### ACTIVITY
Read the entries below and pull out each line with the string "Live".
>>
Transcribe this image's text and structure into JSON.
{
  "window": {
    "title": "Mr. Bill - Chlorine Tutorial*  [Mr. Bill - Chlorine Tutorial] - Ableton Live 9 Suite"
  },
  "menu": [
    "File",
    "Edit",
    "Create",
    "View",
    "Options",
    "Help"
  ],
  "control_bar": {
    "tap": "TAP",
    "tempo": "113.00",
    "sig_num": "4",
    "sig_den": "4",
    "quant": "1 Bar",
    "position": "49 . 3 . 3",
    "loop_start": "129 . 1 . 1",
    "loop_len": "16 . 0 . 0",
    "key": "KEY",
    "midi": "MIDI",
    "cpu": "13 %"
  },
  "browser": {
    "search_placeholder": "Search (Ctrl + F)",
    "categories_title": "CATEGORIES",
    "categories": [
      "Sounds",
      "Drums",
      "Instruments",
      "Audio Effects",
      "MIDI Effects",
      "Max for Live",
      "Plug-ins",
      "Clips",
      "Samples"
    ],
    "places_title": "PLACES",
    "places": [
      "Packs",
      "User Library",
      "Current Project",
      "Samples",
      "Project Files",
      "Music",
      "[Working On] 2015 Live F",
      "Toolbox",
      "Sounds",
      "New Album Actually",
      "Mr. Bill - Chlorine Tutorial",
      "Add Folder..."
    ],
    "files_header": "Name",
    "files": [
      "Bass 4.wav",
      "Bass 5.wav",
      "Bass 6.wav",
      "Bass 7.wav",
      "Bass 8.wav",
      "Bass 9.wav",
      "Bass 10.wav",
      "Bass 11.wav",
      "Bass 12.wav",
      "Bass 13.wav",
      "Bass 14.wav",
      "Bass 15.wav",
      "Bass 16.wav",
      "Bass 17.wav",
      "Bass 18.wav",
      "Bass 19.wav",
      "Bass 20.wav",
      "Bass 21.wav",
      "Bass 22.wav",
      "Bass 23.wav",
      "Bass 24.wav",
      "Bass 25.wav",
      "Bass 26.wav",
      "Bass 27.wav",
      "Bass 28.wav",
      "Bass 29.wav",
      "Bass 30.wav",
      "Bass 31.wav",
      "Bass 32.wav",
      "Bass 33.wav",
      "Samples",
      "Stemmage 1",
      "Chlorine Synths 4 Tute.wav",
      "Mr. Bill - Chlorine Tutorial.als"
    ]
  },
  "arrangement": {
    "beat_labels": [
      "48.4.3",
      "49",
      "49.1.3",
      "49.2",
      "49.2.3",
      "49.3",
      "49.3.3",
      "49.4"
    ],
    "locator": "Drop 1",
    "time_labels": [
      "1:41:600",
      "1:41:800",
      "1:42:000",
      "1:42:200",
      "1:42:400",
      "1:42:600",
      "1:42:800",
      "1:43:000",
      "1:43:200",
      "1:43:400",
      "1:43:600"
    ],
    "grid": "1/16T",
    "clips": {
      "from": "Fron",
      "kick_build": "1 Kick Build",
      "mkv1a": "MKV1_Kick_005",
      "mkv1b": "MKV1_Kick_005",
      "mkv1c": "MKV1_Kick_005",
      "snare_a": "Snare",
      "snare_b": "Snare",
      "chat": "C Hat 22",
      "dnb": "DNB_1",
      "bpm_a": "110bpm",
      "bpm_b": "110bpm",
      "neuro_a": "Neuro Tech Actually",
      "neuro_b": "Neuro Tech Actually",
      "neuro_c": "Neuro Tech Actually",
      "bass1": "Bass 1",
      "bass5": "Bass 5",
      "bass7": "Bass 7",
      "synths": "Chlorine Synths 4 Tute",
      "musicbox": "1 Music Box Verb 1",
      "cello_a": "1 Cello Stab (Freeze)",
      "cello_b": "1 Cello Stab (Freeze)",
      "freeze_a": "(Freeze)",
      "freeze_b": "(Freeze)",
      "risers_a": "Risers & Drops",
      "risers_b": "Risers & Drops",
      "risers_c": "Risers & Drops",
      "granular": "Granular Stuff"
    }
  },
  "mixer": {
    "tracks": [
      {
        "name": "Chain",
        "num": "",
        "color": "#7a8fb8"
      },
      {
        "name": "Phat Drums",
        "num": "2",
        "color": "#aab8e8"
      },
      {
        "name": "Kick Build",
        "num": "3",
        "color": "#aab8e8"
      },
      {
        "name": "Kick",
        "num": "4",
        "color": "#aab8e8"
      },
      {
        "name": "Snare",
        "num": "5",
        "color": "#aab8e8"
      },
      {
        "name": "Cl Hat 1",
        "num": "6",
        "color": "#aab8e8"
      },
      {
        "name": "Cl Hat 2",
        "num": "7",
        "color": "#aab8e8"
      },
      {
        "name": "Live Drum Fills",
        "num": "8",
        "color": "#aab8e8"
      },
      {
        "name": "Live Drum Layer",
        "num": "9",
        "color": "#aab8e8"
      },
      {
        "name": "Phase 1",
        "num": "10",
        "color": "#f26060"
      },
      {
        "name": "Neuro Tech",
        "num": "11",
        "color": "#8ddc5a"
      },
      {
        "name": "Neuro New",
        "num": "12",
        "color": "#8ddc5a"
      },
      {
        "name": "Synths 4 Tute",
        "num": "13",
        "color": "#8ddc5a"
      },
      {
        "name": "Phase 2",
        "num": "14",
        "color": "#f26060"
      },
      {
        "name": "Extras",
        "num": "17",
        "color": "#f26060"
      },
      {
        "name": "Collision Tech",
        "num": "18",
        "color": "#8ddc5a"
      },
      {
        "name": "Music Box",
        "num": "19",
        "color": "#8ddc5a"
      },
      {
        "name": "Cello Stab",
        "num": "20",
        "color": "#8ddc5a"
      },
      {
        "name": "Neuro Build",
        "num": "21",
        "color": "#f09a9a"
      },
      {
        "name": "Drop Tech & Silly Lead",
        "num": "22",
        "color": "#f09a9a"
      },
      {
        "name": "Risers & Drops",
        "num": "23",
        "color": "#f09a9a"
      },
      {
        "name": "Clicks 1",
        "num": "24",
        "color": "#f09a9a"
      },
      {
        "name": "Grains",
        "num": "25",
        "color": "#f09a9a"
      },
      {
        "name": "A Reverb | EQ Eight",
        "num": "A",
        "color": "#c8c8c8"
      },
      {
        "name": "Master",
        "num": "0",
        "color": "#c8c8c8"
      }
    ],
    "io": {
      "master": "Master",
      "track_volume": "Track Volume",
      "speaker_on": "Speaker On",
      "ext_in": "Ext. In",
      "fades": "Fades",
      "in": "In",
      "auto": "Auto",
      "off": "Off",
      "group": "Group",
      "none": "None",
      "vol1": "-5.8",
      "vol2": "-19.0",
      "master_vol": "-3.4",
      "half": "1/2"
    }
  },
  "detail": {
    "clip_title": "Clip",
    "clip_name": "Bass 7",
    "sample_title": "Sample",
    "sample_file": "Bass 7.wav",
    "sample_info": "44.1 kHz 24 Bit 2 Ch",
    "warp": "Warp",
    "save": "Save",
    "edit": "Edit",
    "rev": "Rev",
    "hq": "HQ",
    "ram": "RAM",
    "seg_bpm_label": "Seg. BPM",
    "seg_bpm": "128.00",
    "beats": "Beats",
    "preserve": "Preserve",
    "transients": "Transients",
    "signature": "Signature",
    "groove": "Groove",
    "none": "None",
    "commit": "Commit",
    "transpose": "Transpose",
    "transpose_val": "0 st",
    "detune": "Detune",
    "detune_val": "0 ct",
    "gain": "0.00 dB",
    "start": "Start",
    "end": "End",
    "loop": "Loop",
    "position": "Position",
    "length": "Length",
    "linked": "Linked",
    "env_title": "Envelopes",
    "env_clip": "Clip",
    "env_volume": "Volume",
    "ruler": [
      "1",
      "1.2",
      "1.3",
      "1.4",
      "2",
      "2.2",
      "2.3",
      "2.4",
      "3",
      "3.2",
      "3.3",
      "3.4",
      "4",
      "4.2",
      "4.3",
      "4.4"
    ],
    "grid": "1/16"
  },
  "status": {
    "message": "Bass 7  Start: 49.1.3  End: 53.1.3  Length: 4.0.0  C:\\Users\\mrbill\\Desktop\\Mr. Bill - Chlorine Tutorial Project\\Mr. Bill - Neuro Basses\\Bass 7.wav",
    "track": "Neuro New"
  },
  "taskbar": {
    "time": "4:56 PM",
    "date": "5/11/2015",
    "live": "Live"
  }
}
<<
### WRITTEN SOLUTION
    "title": "Mr. Bill - Chlorine Tutorial*  [Mr. Bill - Chlorine Tutorial] - Ableton Live 9 Suite"
      "Max for Live",
      "[Working On] 2015 Live F",
        "name": "Live Drum Fills",
        "name": "Live Drum Layer",
    "live": "Live"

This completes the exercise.